The recommendations in Mayor de Blasio current plan to combat homelessness includes a neighborhood-based approach. He would strive to keep homeless families in their neighborhoods close to home while growing community support for building additional community-centered facilities. His plan includes reducing the use of cluster apartments and hotels as shelter; increasing rental assistance and supportive services. Cluster and hotel housing frequently lacks proper security and necessary services. Full-service shelters and permanent housing provides more than just beds to sleep in; they provide opportunities and support services for residents to move on to re-establishing self-worth and self-respect.

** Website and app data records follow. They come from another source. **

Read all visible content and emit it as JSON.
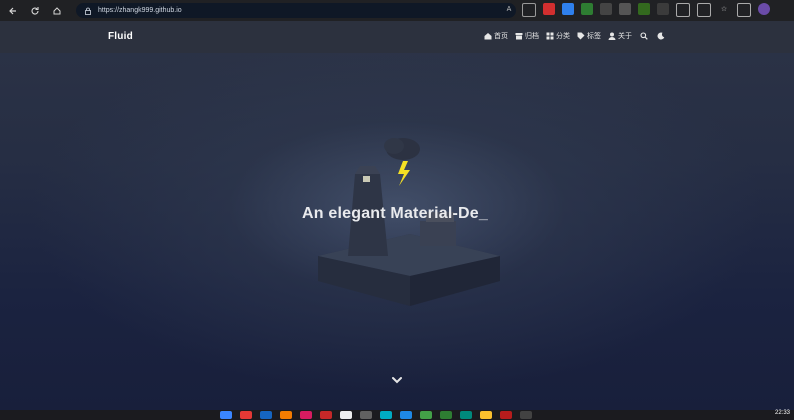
{
  "browser": {
    "url": "https://zhangk999.github.io"
  },
  "site": {
    "brand": "Fluid",
    "menu": [
      {
        "label": "首页",
        "icon": "home-icon"
      },
      {
        "label": "归档",
        "icon": "archive-icon"
      },
      {
        "label": "分类",
        "icon": "grid-icon"
      },
      {
        "label": "标签",
        "icon": "tag-icon"
      },
      {
        "label": "关于",
        "icon": "user-icon"
      }
    ],
    "hero_title": "An elegant Material-De_"
  },
  "taskbar": {
    "time": "22:33"
  },
  "colors": {
    "browser_bg": "#202124",
    "nav_bg": "#2c313e",
    "accent_lightning": "#f5e024"
  }
}
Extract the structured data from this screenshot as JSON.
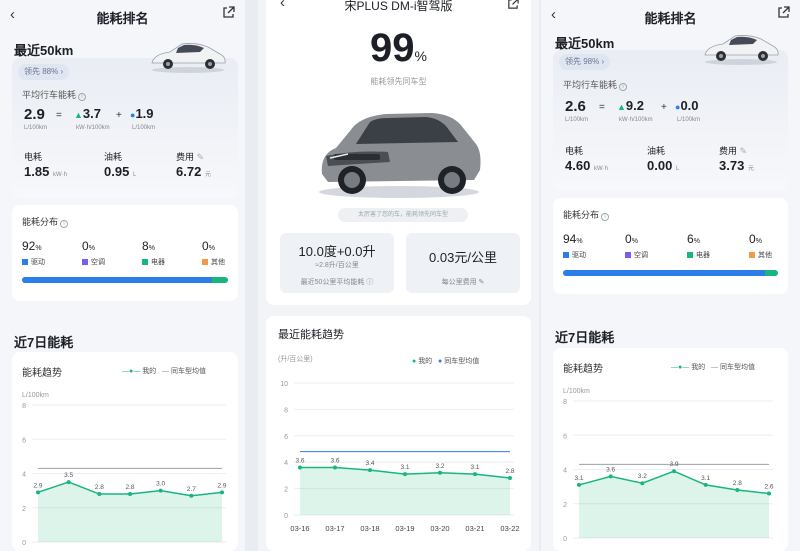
{
  "colors": {
    "drive": "#2b7de9",
    "ac": "#7b5cf0",
    "electric": "#18b67c",
    "other": "#f39a4a",
    "line_mine": "#18b67c",
    "line_avg": "#2b7de9"
  },
  "left": {
    "nav_title": "能耗排名",
    "recent_title": "最近50km",
    "badge": "领先 88%",
    "avg_label": "平均行车能耗",
    "total": "2.9",
    "total_unit": "L/100km",
    "elec": "3.7",
    "elec_unit": "kW·h/100km",
    "fuel": "1.9",
    "fuel_unit": "L/100km",
    "eq": "=",
    "plus": "+",
    "stats": [
      {
        "label": "电耗",
        "value": "1.85",
        "unit": "kW·h"
      },
      {
        "label": "油耗",
        "value": "0.95",
        "unit": "L"
      },
      {
        "label": "费用",
        "value": "6.72",
        "unit": "元"
      }
    ],
    "dist_title": "能耗分布",
    "dist": [
      {
        "value": "92",
        "pct": "%",
        "label": "驱动"
      },
      {
        "value": "0",
        "pct": "%",
        "label": "空调"
      },
      {
        "value": "8",
        "pct": "%",
        "label": "电器"
      },
      {
        "value": "0",
        "pct": "%",
        "label": "其他"
      }
    ],
    "dist_fractions": [
      0.92,
      0.0,
      0.08,
      0.0
    ],
    "week_title": "近7日能耗",
    "chart_title": "能耗趋势",
    "legend_mine": "我的",
    "legend_avg": "同车型均值",
    "y_unit": "L/100km"
  },
  "middle": {
    "nav_title": "宋PLUS DM-i智驾版",
    "percent": "99",
    "percent_sign": "%",
    "sub": "能耗领先同车型",
    "note": "太厉害了您的车，能耗领先同车型",
    "stat1_value": "10.0度+0.0升",
    "stat1_sub1": "≈2.8升/百公里",
    "stat1_sub2": "最近50公里平均能耗",
    "stat2_value": "0.03元/公里",
    "stat2_sub": "每公里费用",
    "trend_title": "最近能耗趋势",
    "y_unit": "(升/百公里)",
    "legend_mine": "我的",
    "legend_avg": "同车型均值"
  },
  "right": {
    "nav_title": "能耗排名",
    "recent_title": "最近50km",
    "badge": "领先 98%",
    "avg_label": "平均行车能耗",
    "total": "2.6",
    "total_unit": "L/100km",
    "elec": "9.2",
    "elec_unit": "kW·h/100km",
    "fuel": "0.0",
    "fuel_unit": "L/100km",
    "eq": "=",
    "plus": "+",
    "stats": [
      {
        "label": "电耗",
        "value": "4.60",
        "unit": "kW·h"
      },
      {
        "label": "油耗",
        "value": "0.00",
        "unit": "L"
      },
      {
        "label": "费用",
        "value": "3.73",
        "unit": "元"
      }
    ],
    "dist_title": "能耗分布",
    "dist": [
      {
        "value": "94",
        "pct": "%",
        "label": "驱动"
      },
      {
        "value": "0",
        "pct": "%",
        "label": "空调"
      },
      {
        "value": "6",
        "pct": "%",
        "label": "电器"
      },
      {
        "value": "0",
        "pct": "%",
        "label": "其他"
      }
    ],
    "dist_fractions": [
      0.94,
      0.0,
      0.06,
      0.0
    ],
    "week_title": "近7日能耗",
    "chart_title": "能耗趋势",
    "legend_mine": "我的",
    "legend_avg": "同车型均值",
    "y_unit": "L/100km"
  },
  "chart_data": [
    {
      "type": "line",
      "title": "能耗趋势",
      "ylabel": "L/100km",
      "ylim": [
        0,
        8
      ],
      "yticks": [
        "0",
        "2",
        "4",
        "6",
        "8"
      ],
      "series": [
        {
          "name": "我的",
          "values": [
            2.9,
            3.5,
            2.8,
            2.8,
            3.0,
            2.7,
            2.9
          ]
        },
        {
          "name": "同车型均值",
          "values": [
            4.3,
            4.3,
            4.3,
            4.3,
            4.3,
            4.3,
            4.3
          ]
        }
      ],
      "value_labels": [
        "2.9",
        "3.5",
        "2.8",
        "2.8",
        "3.0",
        "2.7",
        "2.9"
      ]
    },
    {
      "type": "line",
      "title": "最近能耗趋势",
      "ylabel": "(升/百公里)",
      "ylim": [
        0,
        10
      ],
      "yticks": [
        "0",
        "2",
        "4",
        "6",
        "8",
        "10"
      ],
      "categories": [
        "03-16",
        "03-17",
        "03-18",
        "03-19",
        "03-20",
        "03-21",
        "03-22"
      ],
      "series": [
        {
          "name": "我的",
          "values": [
            3.6,
            3.6,
            3.4,
            3.1,
            3.2,
            3.1,
            2.8
          ]
        },
        {
          "name": "同车型均值",
          "values": [
            4.8,
            4.8,
            4.8,
            4.8,
            4.8,
            4.8,
            4.8
          ]
        }
      ],
      "value_labels": [
        "3.6",
        "3.6",
        "3.4",
        "3.1",
        "3.2",
        "3.1",
        "2.8"
      ]
    },
    {
      "type": "line",
      "title": "能耗趋势",
      "ylabel": "L/100km",
      "ylim": [
        0,
        8
      ],
      "yticks": [
        "0",
        "2",
        "4",
        "6",
        "8"
      ],
      "series": [
        {
          "name": "我的",
          "values": [
            3.1,
            3.6,
            3.2,
            3.9,
            3.1,
            2.8,
            2.6
          ]
        },
        {
          "name": "同车型均值",
          "values": [
            4.3,
            4.3,
            4.3,
            4.3,
            4.3,
            4.3,
            4.3
          ]
        }
      ],
      "value_labels": [
        "3.1",
        "3.6",
        "3.2",
        "3.9",
        "3.1",
        "2.8",
        "2.6"
      ]
    }
  ]
}
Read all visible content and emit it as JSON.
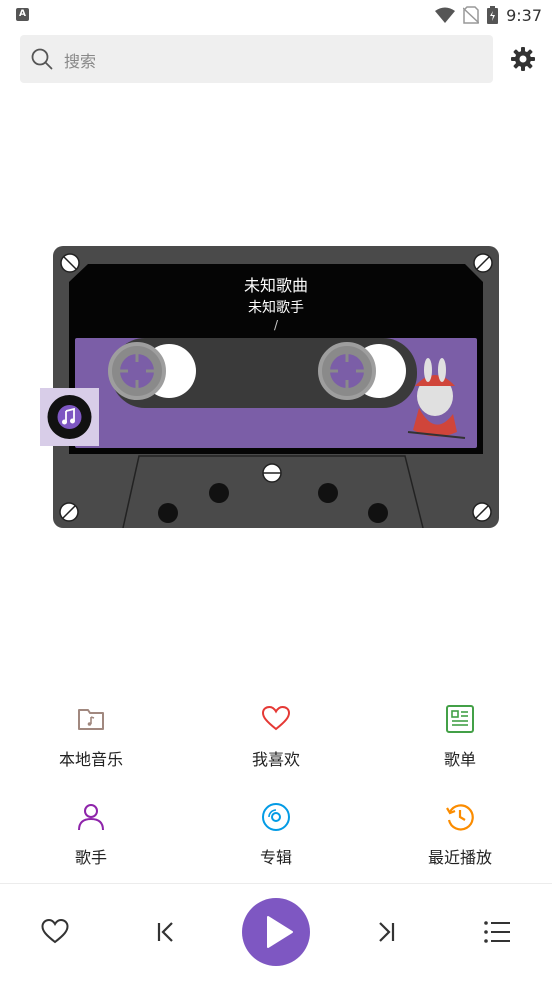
{
  "status_bar": {
    "time": "9:37",
    "left_badge": "A"
  },
  "search": {
    "placeholder": "搜索"
  },
  "now_playing": {
    "title": "未知歌曲",
    "artist": "未知歌手",
    "progress_text": "/"
  },
  "menu": [
    {
      "label": "本地音乐",
      "icon": "folder-music-icon",
      "color": "#a1887f"
    },
    {
      "label": "我喜欢",
      "icon": "heart-icon",
      "color": "#e53935"
    },
    {
      "label": "歌单",
      "icon": "playlist-icon",
      "color": "#43a047"
    },
    {
      "label": "歌手",
      "icon": "person-icon",
      "color": "#8e24aa"
    },
    {
      "label": "专辑",
      "icon": "album-icon",
      "color": "#039be5"
    },
    {
      "label": "最近播放",
      "icon": "history-icon",
      "color": "#fb8c00"
    }
  ],
  "player_bar": {
    "buttons": [
      "heart-icon",
      "previous-icon",
      "play-icon",
      "next-icon",
      "queue-icon"
    ],
    "accent": "#7e57c2"
  }
}
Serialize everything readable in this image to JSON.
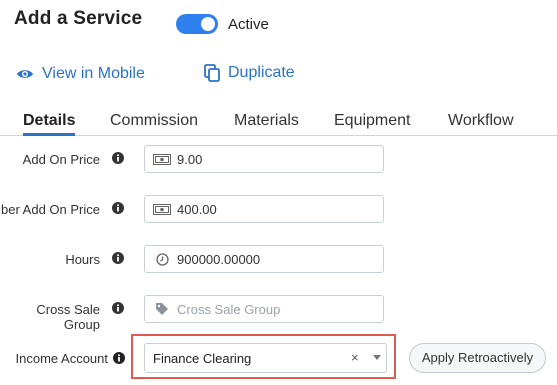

DiGeronimo designs affordable housing for homeless families, women and children. Housing is provided in the upper floors of a high rise building by way of small apartment private spaces less than 700 sf – two bedrooms, a living area, efficiency kitchen, one bathroom, storage and closets. We use wide corridors as indoor streets; residents use them as an extension of living quarters. Apartments ring a floor. In the floor central space is a community area include a common living room and ‘communal table’ for eating, homework, and general hand tasks. Another floor dedicated shared facility is a laundry.
Program components depend on service needs the service providers identify; still all services identified need physical spaces in which to perform their designated functions. On the lower floors are classrooms, a large multipurpose room, storage, administration, staff lounge, staff rest rooms, and counseling rooms. Security at the building entry point is unobtrusive but effective because of design configuration. Street level retail space includes clinic type facilities (Med-emerge, dentist, pharmacy, drug store, deli, and/or small grocer.) Outdoor and roof top facilities are child-oriented play areas and micro-sports practice fields.
From this core of spaces, programs can include a wide variety of options: welcoming reception (functioning as the security check point;) child care; before school / after school programs to assist with homework and nurture a love of competitive games; college prep and tutoring; lunchroom, warming kitchen; multipurpose room, for indoor sports, plays, music; teacher lounge, toilets; training and continuing education classrooms for adults after work hours with access to child care, high school equivalency; multipurpose room for parties, plays, resident gatherings, lecture presentations; service provider administration, files, storage.
We can develop excellent, useful, and practical permanent housing for compassionate understanding of the special needs of homeless families, women and children. If we can’t end homelessness, let’s address the 70% portion of it.
In October 2012 after their rent skyrocketed, Angela Merette could no longer afford to keep the family’s apartment in Queens and so they became homeless. Angela along with her children Angely Tejada 14, Joel 7 and Jessenia 10 were desperate.
“I told them not to lose hope, but it was hard to have hope.”
While living in a temporary homeless shelter, Tejada attended the High School of Applied Communication in Long Island City. 105,445 homeless kids attended New York City Schools 2015-2016. They often struggle with academics and often miss class. Four years later while living the entire time in homeless shelters, Tejada managed to graduate from high school and enroll in college, supported by her good academics and with the help of federal and state financial aid. This same year, Women in Need WIN found permanent housing for Angela and her family. They moved into their new apartment on December 16th 2016, just in time for Christmas.